Now I'll tell you what makes the story so hard to understand the way the Chronicle printed it. The surgery was sex reassignment. The letter was a recommendation that a sex change be performed on the patient. So now, suppose we ask ourselves a simple question, like whether the sex that took place was gay sex. Can you tell, from what I've said so far?

I carefully avoided using pronouns to refer to the patient. But if you do try to use them you find that our language just isn't properly equipped for a story like this. The only unproblematically singular third-person pronouns in English are strictly classified by gender: he for males, she for females, and it for (non-human) neuters. And it is tacitly assumed that the relevant characteristics are both knowable and immutable. Even if a woman's successful transition to being a man results in great self-awareness, you cannot describe it by saying *She eventually came to have a much better understanding of himself: it's simply not allowed by the grammar.

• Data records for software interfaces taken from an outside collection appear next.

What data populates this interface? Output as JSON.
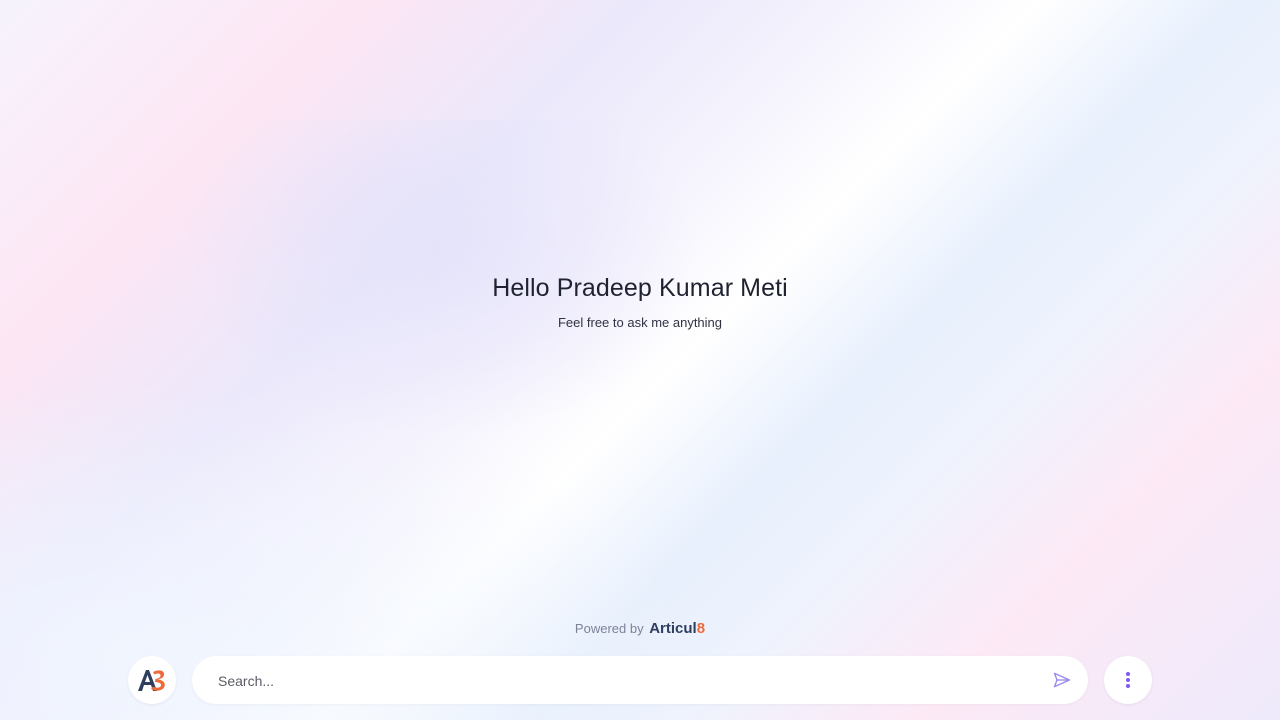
{
  "greeting": {
    "title": "Hello Pradeep Kumar Meti",
    "subtitle": "Feel free to ask me anything"
  },
  "footer": {
    "powered_by": "Powered by",
    "brand_main": "Articul",
    "brand_accent": "8"
  },
  "search": {
    "placeholder": "Search...",
    "value": ""
  },
  "icons": {
    "logo": "a8-logo-icon",
    "send": "send-icon",
    "menu": "more-vertical-icon"
  },
  "colors": {
    "brand_dark": "#2f3e5c",
    "brand_accent": "#ee6a3b",
    "icon_purple": "#8b6ff0"
  }
}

The way the Chronicle tells the story, the she pronoun lexeme is used for the patient throughout. The Chronicle says (and I will underline the gender indications): "The woman ... says that Mr Bailey, as a psychologist, gave her a letter she needed from a professional supporting her desire for sex-change surgery." And they write "She had the surgery in January 1997, was a guest speaker in one of Mr. Bailey's undergraduate classes the next month, and had sex with him at her apartment a year later..."

But you see the problem with this? If he gave the letter to a woman, and she desired sex-change surgery, then by the time she'd had it, at the guest appearance in the class, she'd have been a man, and it would be a bit odd to say he later had sex with her because she'd be a him. On the other hand, if Bailey had sex with a woman, then in 1996 she would have been a man, and it would be a bit odd to say he had given a letter to him and then had sex with him, because although he'd have given the letter to him he would have had the sex with her after he'd become a she. (I hope this isn't getting too confusing.)

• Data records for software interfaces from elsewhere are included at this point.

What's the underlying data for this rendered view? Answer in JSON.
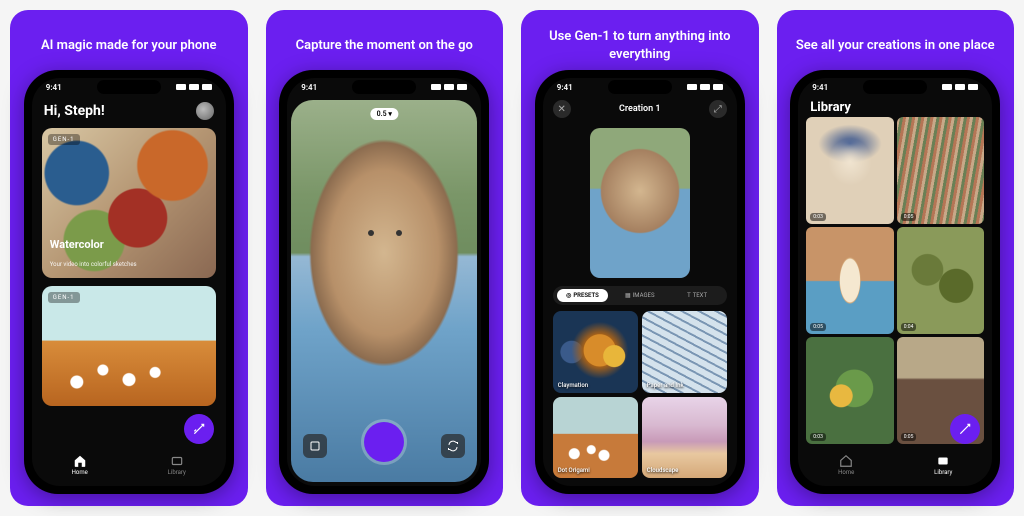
{
  "panels": [
    {
      "caption": "AI magic made for your phone"
    },
    {
      "caption": "Capture the moment on the go"
    },
    {
      "caption": "Use Gen-1 to turn anything into everything"
    },
    {
      "caption": "See all your creations in one place"
    }
  ],
  "status": {
    "time": "9:41"
  },
  "p1": {
    "greeting": "Hi, Steph!",
    "card1": {
      "badge": "GEN-1",
      "title": "Watercolor",
      "subtitle": "Your video into colorful sketches"
    },
    "card2": {
      "badge": "GEN-1"
    },
    "tabs": {
      "home": "Home",
      "library": "Library"
    }
  },
  "p2": {
    "timer": "0.5"
  },
  "p3": {
    "title": "Creation 1",
    "tabs": {
      "presets": "PRESETS",
      "images": "IMAGES",
      "text": "TEXT"
    },
    "tiles": {
      "a": "Claymation",
      "b": "Paper and Ink",
      "c": "Dot Origami",
      "d": "Cloudscape"
    }
  },
  "p4": {
    "title": "Library",
    "durs": {
      "a": "0:03",
      "b": "0:05",
      "c": "0:05",
      "d": "0:04",
      "e": "0:03",
      "f": "0:05"
    },
    "tabs": {
      "home": "Home",
      "library": "Library"
    }
  }
}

The outline of the story that I think the Chronicle is relating could be made clearer if we told it like this. Bailey saw a male patient and gave him a letter recommending sex-change surgery. The patient took his letter to a surgeon, had his operation, and hence became a woman. Bailey asked her to come and speak about her operation in his class. Then a year later, he socialized at a nightclub with her, and went back to her home and had sex with her. After that he wrote a book and included details of her case in it, and she complained.

But that isn't how the Chronicle put it: they opted for she throughout, using the pronoun that would be appropriate for the complainant now as a way of referring to her at all stages of her life, so they had Bailey giving the letter to a woman, and they even refer to "her desire for sex-change surgery." That's more than a little confusing, you must admit.

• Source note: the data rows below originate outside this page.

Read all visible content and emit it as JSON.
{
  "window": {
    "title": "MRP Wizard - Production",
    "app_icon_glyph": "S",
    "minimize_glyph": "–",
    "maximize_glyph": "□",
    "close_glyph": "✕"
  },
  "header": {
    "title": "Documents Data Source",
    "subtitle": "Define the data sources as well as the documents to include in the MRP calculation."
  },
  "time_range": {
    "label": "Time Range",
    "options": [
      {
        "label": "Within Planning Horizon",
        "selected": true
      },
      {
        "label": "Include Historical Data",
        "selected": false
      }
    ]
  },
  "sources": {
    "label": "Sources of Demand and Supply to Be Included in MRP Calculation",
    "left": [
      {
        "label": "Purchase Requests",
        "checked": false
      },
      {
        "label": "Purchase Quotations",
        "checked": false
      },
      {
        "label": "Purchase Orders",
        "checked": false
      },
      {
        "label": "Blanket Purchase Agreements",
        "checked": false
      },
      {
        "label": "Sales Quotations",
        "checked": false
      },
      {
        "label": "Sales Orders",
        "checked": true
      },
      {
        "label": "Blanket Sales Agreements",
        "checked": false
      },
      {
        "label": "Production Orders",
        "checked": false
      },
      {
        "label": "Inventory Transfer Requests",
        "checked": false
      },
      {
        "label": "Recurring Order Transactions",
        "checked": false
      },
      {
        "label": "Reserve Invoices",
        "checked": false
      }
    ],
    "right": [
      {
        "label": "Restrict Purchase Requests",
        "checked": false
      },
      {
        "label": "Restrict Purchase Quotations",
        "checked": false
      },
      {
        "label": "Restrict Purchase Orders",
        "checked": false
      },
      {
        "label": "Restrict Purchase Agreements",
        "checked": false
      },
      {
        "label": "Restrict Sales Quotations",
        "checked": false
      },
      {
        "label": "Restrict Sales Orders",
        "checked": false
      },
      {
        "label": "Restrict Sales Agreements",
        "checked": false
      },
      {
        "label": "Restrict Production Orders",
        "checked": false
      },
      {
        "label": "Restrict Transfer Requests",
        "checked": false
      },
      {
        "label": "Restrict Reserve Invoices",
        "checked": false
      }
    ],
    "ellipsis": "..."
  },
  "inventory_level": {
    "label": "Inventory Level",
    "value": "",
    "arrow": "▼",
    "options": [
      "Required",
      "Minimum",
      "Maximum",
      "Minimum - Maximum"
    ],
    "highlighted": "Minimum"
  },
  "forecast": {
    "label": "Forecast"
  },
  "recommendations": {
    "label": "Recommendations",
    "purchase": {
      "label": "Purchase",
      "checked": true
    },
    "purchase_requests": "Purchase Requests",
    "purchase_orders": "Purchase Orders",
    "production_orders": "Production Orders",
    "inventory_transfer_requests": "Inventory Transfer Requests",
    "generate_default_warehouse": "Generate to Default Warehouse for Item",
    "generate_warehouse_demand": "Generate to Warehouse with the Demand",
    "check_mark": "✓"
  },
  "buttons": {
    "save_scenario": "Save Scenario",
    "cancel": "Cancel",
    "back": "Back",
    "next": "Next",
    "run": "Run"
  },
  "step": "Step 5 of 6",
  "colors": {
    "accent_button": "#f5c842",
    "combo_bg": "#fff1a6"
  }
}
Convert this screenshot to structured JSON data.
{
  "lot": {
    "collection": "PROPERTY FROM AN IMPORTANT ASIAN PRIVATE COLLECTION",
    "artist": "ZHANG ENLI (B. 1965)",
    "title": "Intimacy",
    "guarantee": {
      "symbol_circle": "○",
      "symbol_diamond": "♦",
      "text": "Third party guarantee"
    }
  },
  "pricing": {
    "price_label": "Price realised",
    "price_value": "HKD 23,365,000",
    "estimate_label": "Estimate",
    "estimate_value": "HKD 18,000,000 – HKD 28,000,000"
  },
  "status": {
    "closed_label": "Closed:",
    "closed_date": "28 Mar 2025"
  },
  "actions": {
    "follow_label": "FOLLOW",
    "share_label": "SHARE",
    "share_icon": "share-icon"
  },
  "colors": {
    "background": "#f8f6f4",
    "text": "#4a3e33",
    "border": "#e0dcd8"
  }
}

This isn't the first time the issue has come up, of course. Master synthesizer keyboardist Walter Carlos, whose album Switched-on Bach was a huge best-seller, underwent a sex change later in his career and changed his name to Wendy Carlos. One wants to grant that Wendy should get some credit for Switched-on Bach, since after all, she is the person who (as Walter) played the music on it. Yet it seems very strange to say that she recorded it, because She recorded it entails that it was recorded by a female, and it was actually recorded by a male who at the time had not even an announced an intention to one day be a female.

People say that language reflects culture, but one of the reasons it doesn't is that language can't change fast enough to keep up with culture. Sex reassignment surgery rapidly became a fact of our culture once the relevant techniques were worked out in the 20th century, but the English language couldn't change fast enough to keep up with what that meant. It'll be the same when gay marriage becomes a fact of our culture. Are the two guys bridegrooms? Is either of them a bridegroom? Should the minister say, "I now pronounce you husband and husband"? Here, for once, we have the kind of situation where the language really isn't equipped to talk about the new things we have to say. We'll work something out, but it's going to be rocky in the early years.

Posted by Geoffrey K. Pullum at December 31, 2003 01:38 AM